Considering a system in which students received feedback from beyond the four walls of school, here are three upsides of scaling real-world feedback:
1. Flipping the cost structure of out-of-school & work-based learning
A variety of schools from Big Picture Learning to Cristo Rey are hailed for their innovative approaches to internship-based learning beyond the four walls of school. And with the recent passage of the Perkins Act, CTE advocates are likewise championing everything from apprenticeships to career exploration in schools. The cost of creating high-quality, work-based learning experiences, however, is not minor. Not to mention, from a quality assurance perspective, some critics rightfully raise concerns that students in internships may be given low cognitive demand work, like filing documents or answering phones, sacrificing critical learning time. Inviting industry professionals to provide authentic feedback on the back end of student work—rather than expecting them to deliver coherent, high-quality learning experiences on the front end—could start to address both cost and time constraints. This is already happening in some project-based schools where demonstrations of learning involve inviting community members in to witness and react to student projects. That sort of feedback could be even more frequent (and formative) if school systems unleashed the wide range of technology tools and platforms that exist to connect students and real-world experts virtually.
2. Bridging the rhetoric and reality around specific “competencies”
With feedback coming directly from industry professionals, such assessments could also function as something of a trojan horse for articulating the actual competencies employers are seeking. We hear all too often that the interface between school and work is broken. But many efforts to define competencies fall flat because employers and HR professionals struggle to describe what exactly they want employees to know and be able to do. The result of this disconnect can manifest as watered-down notions of broad competencies—like ‘critical thinking’ and ‘collaboration’—that are difficult to measure and mean different things to different people. Authentic feedback occurring directly between adults in the real world and students in schools specifies that interface between learning and work in small but vastly more concrete ways. In a moment of genuine feedback on a project or essay, employers are forced to articulate their precise preferences and students (and educators alongside them) gain visibility into what an employer wants in an authentic—rather than lowest-common-denominator—manner.
3. Expanding weak-tie professional networks
Sometimes conversations about “real-world” assessments devolve into obsessing over carefully constructed simulations or elaborate word problems. While those have a purpose, they fail to offer one of the key benefits citizen- and employer-led feedback could offer: relationships. Brief, low-stakes feedback on an artifact or project may sound cursory at best, but it could plant the seeds of new connections, serving to diversify students’ weak-tie networks across a variety of industries over the course of their education. This could be especially powerful in cases when students have never met anyone who works in a particular industry. It also unlocks a different value proposition that Big Picture Learning co-founder Elliot Washor recently highlighted at the intersection of human and social capital: who and what you know matter, but especially powerful is who knows you know what you know. Crucially, these networks could also function in both directions: by demanding only brief engagement on the front end, such assessment models could start to engage local businesses, community members, and even retirees who otherwise find themselves distinctly disengaged from school systems.

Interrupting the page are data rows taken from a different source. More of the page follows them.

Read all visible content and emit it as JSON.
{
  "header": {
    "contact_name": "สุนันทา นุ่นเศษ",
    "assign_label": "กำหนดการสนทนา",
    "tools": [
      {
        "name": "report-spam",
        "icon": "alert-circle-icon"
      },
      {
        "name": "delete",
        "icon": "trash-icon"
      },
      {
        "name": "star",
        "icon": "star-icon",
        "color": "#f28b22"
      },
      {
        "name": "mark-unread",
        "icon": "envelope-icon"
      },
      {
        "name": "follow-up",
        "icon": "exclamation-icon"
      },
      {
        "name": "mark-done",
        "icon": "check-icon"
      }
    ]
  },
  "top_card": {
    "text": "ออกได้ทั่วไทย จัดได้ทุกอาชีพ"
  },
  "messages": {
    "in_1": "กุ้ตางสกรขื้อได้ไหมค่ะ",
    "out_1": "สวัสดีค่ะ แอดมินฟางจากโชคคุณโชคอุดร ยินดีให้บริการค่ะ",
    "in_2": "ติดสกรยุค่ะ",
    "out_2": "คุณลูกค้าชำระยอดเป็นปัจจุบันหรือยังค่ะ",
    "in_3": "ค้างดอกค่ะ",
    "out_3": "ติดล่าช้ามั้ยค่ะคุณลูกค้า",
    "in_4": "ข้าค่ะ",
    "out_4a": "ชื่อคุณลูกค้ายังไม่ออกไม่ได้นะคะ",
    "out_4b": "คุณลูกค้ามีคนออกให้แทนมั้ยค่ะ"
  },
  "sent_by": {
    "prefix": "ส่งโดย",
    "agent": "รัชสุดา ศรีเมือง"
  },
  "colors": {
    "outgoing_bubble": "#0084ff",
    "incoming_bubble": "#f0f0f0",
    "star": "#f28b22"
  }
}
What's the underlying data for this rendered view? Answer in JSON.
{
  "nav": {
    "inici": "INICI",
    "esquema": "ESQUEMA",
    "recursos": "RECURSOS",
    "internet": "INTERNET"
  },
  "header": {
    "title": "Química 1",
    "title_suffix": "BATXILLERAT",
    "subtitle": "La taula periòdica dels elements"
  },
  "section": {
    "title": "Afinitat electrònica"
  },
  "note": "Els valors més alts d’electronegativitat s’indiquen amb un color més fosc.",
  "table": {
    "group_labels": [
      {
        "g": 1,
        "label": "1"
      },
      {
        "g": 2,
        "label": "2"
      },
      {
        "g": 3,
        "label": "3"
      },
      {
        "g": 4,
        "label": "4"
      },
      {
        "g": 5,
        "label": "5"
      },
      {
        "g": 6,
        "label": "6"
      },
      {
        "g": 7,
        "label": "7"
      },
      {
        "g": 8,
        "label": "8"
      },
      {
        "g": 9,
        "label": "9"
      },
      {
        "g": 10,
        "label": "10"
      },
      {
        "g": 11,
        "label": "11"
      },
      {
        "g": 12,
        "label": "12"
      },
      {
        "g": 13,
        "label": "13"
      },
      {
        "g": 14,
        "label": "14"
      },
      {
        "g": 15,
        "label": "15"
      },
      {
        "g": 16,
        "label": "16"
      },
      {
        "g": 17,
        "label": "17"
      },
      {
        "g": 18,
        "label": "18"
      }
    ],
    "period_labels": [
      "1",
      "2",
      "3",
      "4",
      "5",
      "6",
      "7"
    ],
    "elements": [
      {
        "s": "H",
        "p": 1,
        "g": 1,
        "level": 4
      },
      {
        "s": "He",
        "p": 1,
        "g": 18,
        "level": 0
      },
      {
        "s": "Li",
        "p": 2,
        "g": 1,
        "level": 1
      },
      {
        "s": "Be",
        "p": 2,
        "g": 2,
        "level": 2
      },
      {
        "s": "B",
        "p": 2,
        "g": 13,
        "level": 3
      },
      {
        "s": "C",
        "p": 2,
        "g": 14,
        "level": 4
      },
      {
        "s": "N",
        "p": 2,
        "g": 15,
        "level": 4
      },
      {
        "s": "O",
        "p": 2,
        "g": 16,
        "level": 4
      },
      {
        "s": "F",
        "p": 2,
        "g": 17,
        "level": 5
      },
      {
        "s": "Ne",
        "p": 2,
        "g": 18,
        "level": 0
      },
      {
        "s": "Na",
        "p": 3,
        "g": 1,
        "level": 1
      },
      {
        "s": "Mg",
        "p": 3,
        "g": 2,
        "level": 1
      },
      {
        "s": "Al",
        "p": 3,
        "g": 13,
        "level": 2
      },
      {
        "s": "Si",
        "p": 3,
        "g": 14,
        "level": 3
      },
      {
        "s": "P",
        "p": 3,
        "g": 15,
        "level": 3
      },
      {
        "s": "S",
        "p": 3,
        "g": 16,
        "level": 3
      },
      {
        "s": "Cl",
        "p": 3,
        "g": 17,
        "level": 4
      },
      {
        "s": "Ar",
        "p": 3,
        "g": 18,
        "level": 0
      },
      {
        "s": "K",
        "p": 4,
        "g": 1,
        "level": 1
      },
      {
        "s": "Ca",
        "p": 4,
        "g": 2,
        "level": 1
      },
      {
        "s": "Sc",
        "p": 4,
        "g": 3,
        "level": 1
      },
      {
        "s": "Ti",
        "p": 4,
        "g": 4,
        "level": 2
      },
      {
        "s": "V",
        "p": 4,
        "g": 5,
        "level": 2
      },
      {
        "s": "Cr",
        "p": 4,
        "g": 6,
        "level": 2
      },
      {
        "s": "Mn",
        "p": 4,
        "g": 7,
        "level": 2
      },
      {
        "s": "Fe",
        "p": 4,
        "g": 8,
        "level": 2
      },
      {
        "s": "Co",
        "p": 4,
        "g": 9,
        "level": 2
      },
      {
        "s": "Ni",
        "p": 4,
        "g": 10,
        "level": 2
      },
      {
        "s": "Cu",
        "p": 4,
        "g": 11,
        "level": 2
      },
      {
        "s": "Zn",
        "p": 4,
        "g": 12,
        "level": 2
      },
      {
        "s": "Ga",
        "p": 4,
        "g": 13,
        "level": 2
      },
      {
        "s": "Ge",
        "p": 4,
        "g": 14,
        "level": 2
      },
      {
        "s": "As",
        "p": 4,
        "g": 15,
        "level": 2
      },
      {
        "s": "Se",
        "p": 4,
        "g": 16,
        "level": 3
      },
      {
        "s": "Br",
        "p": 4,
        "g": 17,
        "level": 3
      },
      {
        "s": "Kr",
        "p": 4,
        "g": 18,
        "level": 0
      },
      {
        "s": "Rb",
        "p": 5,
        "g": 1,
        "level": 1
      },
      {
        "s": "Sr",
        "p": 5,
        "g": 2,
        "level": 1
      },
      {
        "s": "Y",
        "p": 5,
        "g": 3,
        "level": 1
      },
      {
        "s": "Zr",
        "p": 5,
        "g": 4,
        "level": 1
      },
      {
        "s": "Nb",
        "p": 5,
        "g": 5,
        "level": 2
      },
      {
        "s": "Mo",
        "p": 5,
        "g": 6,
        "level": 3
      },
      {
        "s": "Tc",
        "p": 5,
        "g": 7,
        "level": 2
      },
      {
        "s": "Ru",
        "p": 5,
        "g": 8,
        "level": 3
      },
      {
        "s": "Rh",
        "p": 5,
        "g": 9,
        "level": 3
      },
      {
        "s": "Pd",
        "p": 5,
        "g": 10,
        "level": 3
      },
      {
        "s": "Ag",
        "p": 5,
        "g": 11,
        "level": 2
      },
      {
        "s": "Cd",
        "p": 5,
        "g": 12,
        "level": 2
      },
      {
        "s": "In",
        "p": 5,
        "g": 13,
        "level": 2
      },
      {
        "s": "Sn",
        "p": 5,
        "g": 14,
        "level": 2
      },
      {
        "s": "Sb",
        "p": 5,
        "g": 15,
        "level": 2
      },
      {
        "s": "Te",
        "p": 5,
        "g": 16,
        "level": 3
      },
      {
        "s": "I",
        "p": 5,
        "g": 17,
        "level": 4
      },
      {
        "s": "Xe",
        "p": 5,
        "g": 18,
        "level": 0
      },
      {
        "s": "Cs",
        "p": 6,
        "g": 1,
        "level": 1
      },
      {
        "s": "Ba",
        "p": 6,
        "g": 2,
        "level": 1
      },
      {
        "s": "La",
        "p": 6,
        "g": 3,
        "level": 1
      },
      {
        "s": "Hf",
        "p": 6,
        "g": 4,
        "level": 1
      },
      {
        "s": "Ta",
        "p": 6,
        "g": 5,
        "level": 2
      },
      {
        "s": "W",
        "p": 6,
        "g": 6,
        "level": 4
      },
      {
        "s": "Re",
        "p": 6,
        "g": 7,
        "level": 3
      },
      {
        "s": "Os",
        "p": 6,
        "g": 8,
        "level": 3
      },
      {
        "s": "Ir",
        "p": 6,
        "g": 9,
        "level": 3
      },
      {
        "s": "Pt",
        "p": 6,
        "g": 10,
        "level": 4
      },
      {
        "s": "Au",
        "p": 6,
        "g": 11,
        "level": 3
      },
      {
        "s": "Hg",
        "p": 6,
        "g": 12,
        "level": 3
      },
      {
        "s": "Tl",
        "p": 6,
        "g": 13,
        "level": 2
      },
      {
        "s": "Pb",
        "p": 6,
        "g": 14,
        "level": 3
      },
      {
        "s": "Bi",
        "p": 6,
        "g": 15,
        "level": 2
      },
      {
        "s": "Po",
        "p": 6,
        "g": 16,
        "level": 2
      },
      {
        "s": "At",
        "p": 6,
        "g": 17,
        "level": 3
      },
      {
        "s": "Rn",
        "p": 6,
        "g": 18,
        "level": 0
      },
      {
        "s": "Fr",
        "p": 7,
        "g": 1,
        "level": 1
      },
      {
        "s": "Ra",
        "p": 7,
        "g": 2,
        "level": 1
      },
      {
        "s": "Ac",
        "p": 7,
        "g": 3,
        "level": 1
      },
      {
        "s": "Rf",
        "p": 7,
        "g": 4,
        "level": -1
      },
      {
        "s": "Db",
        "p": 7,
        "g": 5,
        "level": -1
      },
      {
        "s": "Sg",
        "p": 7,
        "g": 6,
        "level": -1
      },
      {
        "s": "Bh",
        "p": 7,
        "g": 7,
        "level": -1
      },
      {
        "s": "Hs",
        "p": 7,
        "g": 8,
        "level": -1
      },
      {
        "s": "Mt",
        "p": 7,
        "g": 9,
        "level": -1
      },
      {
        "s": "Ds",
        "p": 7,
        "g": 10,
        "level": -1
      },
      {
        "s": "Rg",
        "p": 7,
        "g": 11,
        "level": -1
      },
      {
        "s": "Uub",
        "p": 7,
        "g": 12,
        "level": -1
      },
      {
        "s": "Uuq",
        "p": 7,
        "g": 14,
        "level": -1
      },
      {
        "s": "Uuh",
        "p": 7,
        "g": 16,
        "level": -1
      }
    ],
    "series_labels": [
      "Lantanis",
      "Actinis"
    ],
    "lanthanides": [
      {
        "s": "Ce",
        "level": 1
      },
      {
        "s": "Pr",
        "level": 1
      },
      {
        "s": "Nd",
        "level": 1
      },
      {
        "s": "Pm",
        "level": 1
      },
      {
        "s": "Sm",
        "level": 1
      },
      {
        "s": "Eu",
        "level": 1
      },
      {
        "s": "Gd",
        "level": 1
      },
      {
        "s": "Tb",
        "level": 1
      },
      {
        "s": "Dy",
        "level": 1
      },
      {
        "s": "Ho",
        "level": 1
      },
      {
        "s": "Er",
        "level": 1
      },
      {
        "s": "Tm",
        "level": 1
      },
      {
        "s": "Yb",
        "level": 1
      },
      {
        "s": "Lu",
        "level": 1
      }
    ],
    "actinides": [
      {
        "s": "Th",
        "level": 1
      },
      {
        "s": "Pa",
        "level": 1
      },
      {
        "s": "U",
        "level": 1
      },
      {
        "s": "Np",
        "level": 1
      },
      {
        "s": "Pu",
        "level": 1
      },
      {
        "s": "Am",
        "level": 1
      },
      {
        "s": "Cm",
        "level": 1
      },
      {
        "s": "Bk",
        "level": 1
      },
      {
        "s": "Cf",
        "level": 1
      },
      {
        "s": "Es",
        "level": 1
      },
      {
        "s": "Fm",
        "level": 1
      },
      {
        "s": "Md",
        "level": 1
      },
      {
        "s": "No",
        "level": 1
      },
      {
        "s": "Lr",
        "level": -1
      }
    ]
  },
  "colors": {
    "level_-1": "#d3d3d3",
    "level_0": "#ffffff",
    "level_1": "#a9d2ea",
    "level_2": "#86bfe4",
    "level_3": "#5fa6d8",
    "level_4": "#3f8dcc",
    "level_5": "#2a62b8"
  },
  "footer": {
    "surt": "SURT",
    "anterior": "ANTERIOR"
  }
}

There are of course a bevy of questions around dosage, quality assurance, and unintended consequences (do you really want your potential employer seeing a half-baked project or essay?). But if we’re going to celebrate emerging innovations in centralized, state-level assessments we should also keep an eye on less centralized—and potentially highly social—assessment models as well.
Is your school or community using real-world assessments to bolster feedback and grow students’ networks? If so please share more about your approach in the comments!